In a weak operating environment, aircraft movements have fallen 0.5% in the June quarter for the AAI, leading to a 28% fall in its net profitto R167.52 crore from R230.44 crore a year ago. But that hasn't affected its capital expenditure programme. In the first quarter, the AAI has spent nearly 30%, or R887 crore, of its targeted annual capex of R3,006 crore.
The schedule for the next five years is hectic, with the AAI targeting development of 20 new airports and modernisation of 25 existing ones. Chairman VP Agarwal has been especially focusing on airport development. Under himsince January 1, 2009the AAI has developed and upgraded 58 airports.
The task of such large-scale modernisation was not easy. Huge funding, along with large gestation periods for completing airport projects, was the biggest deterrent, says Agarwal. However, a balanced approach of utilising internal resources, debt and cost cutting helped us fund the projects. Even the recession didnt stop us from completing the projects on time and posting decent profits, he said.
The AAI is hopeful of keeping the same pace of development that it had kept in the past five years. But this time, since a majority of projects are greenfield, it has called for support from the state governments.
Subject to co-operation from the respective state governments and access to suitable sites free of cost, the AAI should be able to develop 20 airports in the next five years, GK Chaukiyal, member (operations), AAI, said recently.
The AAI expects to compete the modernisation of Chennai and Kolkata airports this year on schedule, and open the Chandigarh Airport, on time, in mid-2014.
The Chandigarh Airport will be coming up on a new site and for that work is going on. Hopefully, we will be able to complete it by mid-2014, said Agarwal. Once completed, it will be an international airport.
My first priority is to ensure that when we deliver these infrastructural facilities, we should be able to put it to use fully and these should be user- friendly, he added. My idea is to ensure that we commercialise this infrastructure because once the infrastructure is in place, more uses can be derived from it. The airport infrastructure needs to be fully-utilised so that the best return on investment can be gained.
Senior AAI officials said funding for the future projects wont be an issue. Unlike the ministry of civil aviations other high profile undertaking, Air India, AAI has been a profitable enterprise. Provisional numbers show AAI generated a net profit of R655.66 crore last fiscal.
Apart from cash generated from operations, we plan to raise R1,000 crore through a bond issue. Also, there should be extra cash coming in from the addition of a private partner for Chennai and Kolkata airports, said a senior AAI official on condition of anonymity.
Public-private partnership has helped AAI scale up on revenues in the past and it expects similar results once the management of Chennai and Kolkata airports is handed over to a private partner. AAI expects annual revenues from Chennai airport to go up to R550 crore from the present R150 crore after the privatisation is complete.

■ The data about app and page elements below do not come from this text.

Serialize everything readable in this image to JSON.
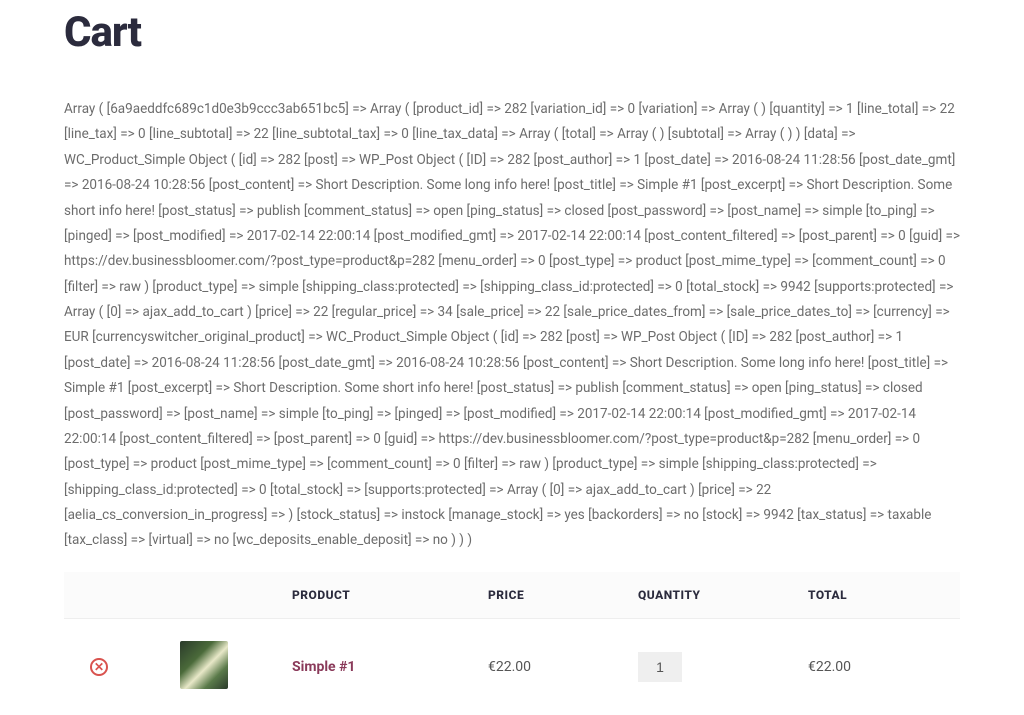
{
  "page": {
    "title": "Cart"
  },
  "dump": "Array ( [6a9aeddfc689c1d0e3b9ccc3ab651bc5] => Array ( [product_id] => 282 [variation_id] => 0 [variation] => Array ( ) [quantity] => 1 [line_total] => 22 [line_tax] => 0 [line_subtotal] => 22 [line_subtotal_tax] => 0 [line_tax_data] => Array ( [total] => Array ( ) [subtotal] => Array ( ) ) [data] => WC_Product_Simple Object ( [id] => 282 [post] => WP_Post Object ( [ID] => 282 [post_author] => 1 [post_date] => 2016-08-24 11:28:56 [post_date_gmt] => 2016-08-24 10:28:56 [post_content] => Short Description. Some long info here! [post_title] => Simple #1 [post_excerpt] => Short Description. Some short info here! [post_status] => publish [comment_status] => open [ping_status] => closed [post_password] => [post_name] => simple [to_ping] => [pinged] => [post_modified] => 2017-02-14 22:00:14 [post_modified_gmt] => 2017-02-14 22:00:14 [post_content_filtered] => [post_parent] => 0 [guid] => https://dev.businessbloomer.com/?post_type=product&p=282 [menu_order] => 0 [post_type] => product [post_mime_type] => [comment_count] => 0 [filter] => raw ) [product_type] => simple [shipping_class:protected] => [shipping_class_id:protected] => 0 [total_stock] => 9942 [supports:protected] => Array ( [0] => ajax_add_to_cart ) [price] => 22 [regular_price] => 34 [sale_price] => 22 [sale_price_dates_from] => [sale_price_dates_to] => [currency] => EUR [currencyswitcher_original_product] => WC_Product_Simple Object ( [id] => 282 [post] => WP_Post Object ( [ID] => 282 [post_author] => 1 [post_date] => 2016-08-24 11:28:56 [post_date_gmt] => 2016-08-24 10:28:56 [post_content] => Short Description. Some long info here! [post_title] => Simple #1 [post_excerpt] => Short Description. Some short info here! [post_status] => publish [comment_status] => open [ping_status] => closed [post_password] => [post_name] => simple [to_ping] => [pinged] => [post_modified] => 2017-02-14 22:00:14 [post_modified_gmt] => 2017-02-14 22:00:14 [post_content_filtered] => [post_parent] => 0 [guid] => https://dev.businessbloomer.com/?post_type=product&p=282 [menu_order] => 0 [post_type] => product [post_mime_type] => [comment_count] => 0 [filter] => raw ) [product_type] => simple [shipping_class:protected] => [shipping_class_id:protected] => 0 [total_stock] => [supports:protected] => Array ( [0] => ajax_add_to_cart ) [price] => 22 [aelia_cs_conversion_in_progress] => ) [stock_status] => instock [manage_stock] => yes [backorders] => no [stock] => 9942 [tax_status] => taxable [tax_class] => [virtual] => no [wc_deposits_enable_deposit] => no ) ) )",
  "cart": {
    "headers": {
      "product": "PRODUCT",
      "price": "PRICE",
      "quantity": "QUANTITY",
      "total": "TOTAL"
    },
    "items": [
      {
        "remove_symbol": "✕",
        "product_name": "Simple #1",
        "price": "€22.00",
        "quantity": "1",
        "total": "€22.00"
      }
    ]
  }
}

Before working with private partners in the management and operation of airports, AAI's revenues in 2007-08 were R4,829 crore, of which the western and norther regions, which included Delhi and Mumbai airport, contributed nearly 44% or R2,145 crore. After the privatisation of Delhi and Mumbai airports, in 2011-12, nearly 56% of AAIs annual revenues of R5,876 crore came from the western and northern regions.
Successful projects have been delivered at Cochin, Hyderabad, Bangalore, Delhi and Mumbai, in the form of private or joint venture airports. However, airports at tier-II and tier-III cities are not financially viable for the private sector, therefore, development of these airports are funded from AAIs internal resources, Agarwal said.